Millesime is the French seafood restaurant that will take over the old Country space in the Carleton Hotel. The fine dining room on the gorgeous second floor is slated for a vague “fall” opening (which means anytime in the next year). The former Café, now called “Salon Millesime,” is open now.
The challenges here are enormous, starting with a name nobody can pronounce (roughly, it’s MEEL-eh ZEEM-eh). And these aren’t the best times for high-end French food, which most of the city’s critics don’t understand, especially coming from a chef (Laurent Manrique) who made his name on the left coast. New York is tough, tough, tough, on outsiders.
The location is problematic too, a dead-zone for foot traffic. With enough buzz, you can attract an audience just about anywhere; getting noticed is the hard part. The “Salon” was sparsely populated at 6:30 p.m. on a Friday evening. Perhaps it gets more lively later on. Then again, maybe the word simply hasn’t gotten out.
The spectacular bi-level space that David Rockwell designed for Country is mostly intact, except that the bar in the middle of what was the café, has been removed in favor of a raised platform with a piano, where live music will be heard many evenings. (The space still has two other bars.) On Friday night, the band was just getting set up at around 7:30 p.m., when we were getting ready to leave.
The menu downstairs consists mainly of sandwiches and bar snacks, none more than $16, and they are much better than one has any right to expect. We tried five items, and there wasn’t a dud among them.
Crispy bacon ($4; left) was one of the best bar snacks I’ve tried all year, baked like a hard cracker, loaded with spices, and served in a basket.
Tuna tartare ($15; above left) comes with Moroccan spices, dates, almonds, and lemon, which the server mixes tableside. It was just fine, but probably the most pedestrian dish we tried. Pork Belly Lollipops ($14; above right) come on skewers with a bracing red pepper relish.
The menu didn’t identify the mix of seasonings and spices that elevated a Foie Gras Terrine ($16; above left), well above most others served in town. It was served with warm, toasted country bread and the two craziest spreading knives you’ll ever see. Profiteroles (above right) were wonderful, and at $7 the bargain of the evening.
The wine list is nothing to write home about, as the Salon no doubt expects to make most of its money on mixed drinks. A recent vintage VdP Syrah was fine, but at $58 over-priced for the space. Service was much more attentive and polished than I expected in lounge environment.

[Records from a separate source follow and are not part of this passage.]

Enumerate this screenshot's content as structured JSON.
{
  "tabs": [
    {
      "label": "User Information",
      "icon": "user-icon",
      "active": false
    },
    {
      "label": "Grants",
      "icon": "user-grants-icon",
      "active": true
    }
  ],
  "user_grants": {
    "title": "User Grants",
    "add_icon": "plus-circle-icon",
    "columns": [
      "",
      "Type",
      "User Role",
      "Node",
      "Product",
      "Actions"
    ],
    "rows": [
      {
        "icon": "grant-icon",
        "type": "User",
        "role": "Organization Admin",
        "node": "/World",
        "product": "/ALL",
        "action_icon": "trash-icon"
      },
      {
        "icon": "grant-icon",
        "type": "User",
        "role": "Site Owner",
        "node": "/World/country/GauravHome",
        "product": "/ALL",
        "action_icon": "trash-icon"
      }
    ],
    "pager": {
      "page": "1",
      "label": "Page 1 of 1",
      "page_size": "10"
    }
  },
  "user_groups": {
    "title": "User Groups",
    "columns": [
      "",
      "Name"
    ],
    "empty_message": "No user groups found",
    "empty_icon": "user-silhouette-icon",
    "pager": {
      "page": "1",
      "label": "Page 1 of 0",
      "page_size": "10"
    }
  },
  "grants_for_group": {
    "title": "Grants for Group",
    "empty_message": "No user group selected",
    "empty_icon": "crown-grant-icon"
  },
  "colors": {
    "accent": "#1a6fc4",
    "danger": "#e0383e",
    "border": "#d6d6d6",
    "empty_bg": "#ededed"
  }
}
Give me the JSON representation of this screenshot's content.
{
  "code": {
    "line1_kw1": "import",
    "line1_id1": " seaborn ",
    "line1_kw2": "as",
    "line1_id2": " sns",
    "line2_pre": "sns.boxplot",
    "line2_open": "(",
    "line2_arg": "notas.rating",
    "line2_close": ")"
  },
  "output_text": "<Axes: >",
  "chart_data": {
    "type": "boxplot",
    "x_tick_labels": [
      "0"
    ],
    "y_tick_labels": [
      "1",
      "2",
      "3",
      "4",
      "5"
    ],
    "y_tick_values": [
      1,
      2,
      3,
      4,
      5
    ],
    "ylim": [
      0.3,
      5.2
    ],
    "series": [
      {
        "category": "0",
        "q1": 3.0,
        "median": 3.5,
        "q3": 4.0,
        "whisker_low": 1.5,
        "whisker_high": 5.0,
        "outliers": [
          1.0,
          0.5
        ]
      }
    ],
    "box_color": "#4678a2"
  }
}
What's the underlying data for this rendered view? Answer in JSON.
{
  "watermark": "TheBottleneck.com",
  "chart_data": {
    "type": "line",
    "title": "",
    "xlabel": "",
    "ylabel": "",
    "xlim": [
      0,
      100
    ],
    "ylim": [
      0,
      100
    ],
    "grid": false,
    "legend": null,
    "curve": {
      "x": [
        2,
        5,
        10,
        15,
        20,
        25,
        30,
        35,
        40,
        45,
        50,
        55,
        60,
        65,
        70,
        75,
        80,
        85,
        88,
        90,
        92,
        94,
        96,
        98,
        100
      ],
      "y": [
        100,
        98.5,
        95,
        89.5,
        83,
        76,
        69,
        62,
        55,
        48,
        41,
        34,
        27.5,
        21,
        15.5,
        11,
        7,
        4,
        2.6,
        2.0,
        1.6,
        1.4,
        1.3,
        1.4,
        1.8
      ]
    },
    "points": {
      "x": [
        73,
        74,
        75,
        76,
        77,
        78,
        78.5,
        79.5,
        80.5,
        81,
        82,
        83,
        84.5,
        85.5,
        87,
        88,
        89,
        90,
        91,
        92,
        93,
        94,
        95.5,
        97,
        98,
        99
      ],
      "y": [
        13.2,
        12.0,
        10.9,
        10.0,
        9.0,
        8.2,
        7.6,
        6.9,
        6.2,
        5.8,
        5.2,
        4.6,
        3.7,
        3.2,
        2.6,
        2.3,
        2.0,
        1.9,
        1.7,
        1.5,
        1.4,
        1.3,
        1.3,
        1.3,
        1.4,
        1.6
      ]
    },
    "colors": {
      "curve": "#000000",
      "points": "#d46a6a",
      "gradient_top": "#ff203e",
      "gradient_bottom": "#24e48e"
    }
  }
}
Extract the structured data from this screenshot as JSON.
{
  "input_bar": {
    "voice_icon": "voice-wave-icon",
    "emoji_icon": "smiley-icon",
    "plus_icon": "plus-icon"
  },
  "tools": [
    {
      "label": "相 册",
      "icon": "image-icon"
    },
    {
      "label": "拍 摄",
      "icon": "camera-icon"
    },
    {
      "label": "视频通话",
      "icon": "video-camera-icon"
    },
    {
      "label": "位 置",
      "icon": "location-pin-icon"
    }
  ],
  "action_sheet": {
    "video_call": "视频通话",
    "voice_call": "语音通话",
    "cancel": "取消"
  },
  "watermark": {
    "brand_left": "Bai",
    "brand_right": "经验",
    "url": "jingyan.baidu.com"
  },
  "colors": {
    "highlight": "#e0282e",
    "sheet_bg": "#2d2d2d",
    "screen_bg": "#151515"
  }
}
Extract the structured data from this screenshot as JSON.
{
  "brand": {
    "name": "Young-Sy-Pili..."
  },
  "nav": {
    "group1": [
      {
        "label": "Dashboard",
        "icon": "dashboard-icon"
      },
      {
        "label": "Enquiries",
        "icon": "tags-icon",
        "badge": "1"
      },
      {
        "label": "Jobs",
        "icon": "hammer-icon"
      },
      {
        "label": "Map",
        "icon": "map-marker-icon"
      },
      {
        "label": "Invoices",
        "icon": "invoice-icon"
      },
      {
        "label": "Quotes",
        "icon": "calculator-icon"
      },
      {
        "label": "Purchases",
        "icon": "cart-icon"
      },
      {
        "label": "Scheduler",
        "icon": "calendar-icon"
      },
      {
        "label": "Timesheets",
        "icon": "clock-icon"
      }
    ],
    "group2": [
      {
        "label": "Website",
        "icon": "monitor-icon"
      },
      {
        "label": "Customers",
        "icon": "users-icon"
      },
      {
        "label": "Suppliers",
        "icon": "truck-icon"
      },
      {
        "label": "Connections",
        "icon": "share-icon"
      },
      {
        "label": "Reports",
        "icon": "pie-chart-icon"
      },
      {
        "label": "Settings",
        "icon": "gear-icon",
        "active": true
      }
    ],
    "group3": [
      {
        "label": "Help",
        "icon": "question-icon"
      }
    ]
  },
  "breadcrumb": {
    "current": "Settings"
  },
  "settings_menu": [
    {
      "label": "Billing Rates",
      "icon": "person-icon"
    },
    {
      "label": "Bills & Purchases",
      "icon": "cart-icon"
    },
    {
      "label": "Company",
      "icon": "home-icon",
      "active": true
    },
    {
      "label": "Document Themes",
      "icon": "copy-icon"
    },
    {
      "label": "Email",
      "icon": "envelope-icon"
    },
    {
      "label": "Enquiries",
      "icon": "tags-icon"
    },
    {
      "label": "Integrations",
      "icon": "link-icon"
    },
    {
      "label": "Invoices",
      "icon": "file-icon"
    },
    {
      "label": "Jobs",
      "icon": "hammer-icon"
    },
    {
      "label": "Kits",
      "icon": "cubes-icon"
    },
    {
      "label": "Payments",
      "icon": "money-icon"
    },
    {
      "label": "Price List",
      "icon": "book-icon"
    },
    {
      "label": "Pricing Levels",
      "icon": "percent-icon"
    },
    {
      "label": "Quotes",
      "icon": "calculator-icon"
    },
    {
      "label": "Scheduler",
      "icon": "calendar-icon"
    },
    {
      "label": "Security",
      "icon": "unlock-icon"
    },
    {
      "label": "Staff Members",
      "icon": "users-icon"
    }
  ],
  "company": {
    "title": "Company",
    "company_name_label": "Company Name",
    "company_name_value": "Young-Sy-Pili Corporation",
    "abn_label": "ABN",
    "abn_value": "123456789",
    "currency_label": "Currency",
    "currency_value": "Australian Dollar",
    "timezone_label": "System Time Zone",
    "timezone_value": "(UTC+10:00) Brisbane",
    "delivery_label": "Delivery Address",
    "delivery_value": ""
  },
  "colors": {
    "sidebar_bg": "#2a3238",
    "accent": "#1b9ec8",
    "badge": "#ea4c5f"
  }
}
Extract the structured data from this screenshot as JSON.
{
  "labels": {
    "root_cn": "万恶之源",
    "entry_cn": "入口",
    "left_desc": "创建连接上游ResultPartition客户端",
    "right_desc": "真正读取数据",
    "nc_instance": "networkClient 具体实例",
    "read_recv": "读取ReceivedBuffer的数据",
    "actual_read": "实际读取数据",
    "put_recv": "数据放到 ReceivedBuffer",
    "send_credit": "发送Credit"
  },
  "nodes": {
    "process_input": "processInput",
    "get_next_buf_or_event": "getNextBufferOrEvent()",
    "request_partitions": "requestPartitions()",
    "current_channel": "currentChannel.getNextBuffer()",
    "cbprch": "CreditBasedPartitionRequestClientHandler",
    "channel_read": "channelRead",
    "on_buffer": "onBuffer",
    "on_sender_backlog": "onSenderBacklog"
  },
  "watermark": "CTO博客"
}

The menu at Salon Millesime is too limited to warrant a full review, but everything we tried was top-notch, and that does not happen by accident. If the staff can do as well in the main dining room, Millesime ought to be excellent. The question is, who will notice?
Salon Millesime (90 Madison Avenue at 29th Street, Gramercy/Flatiron)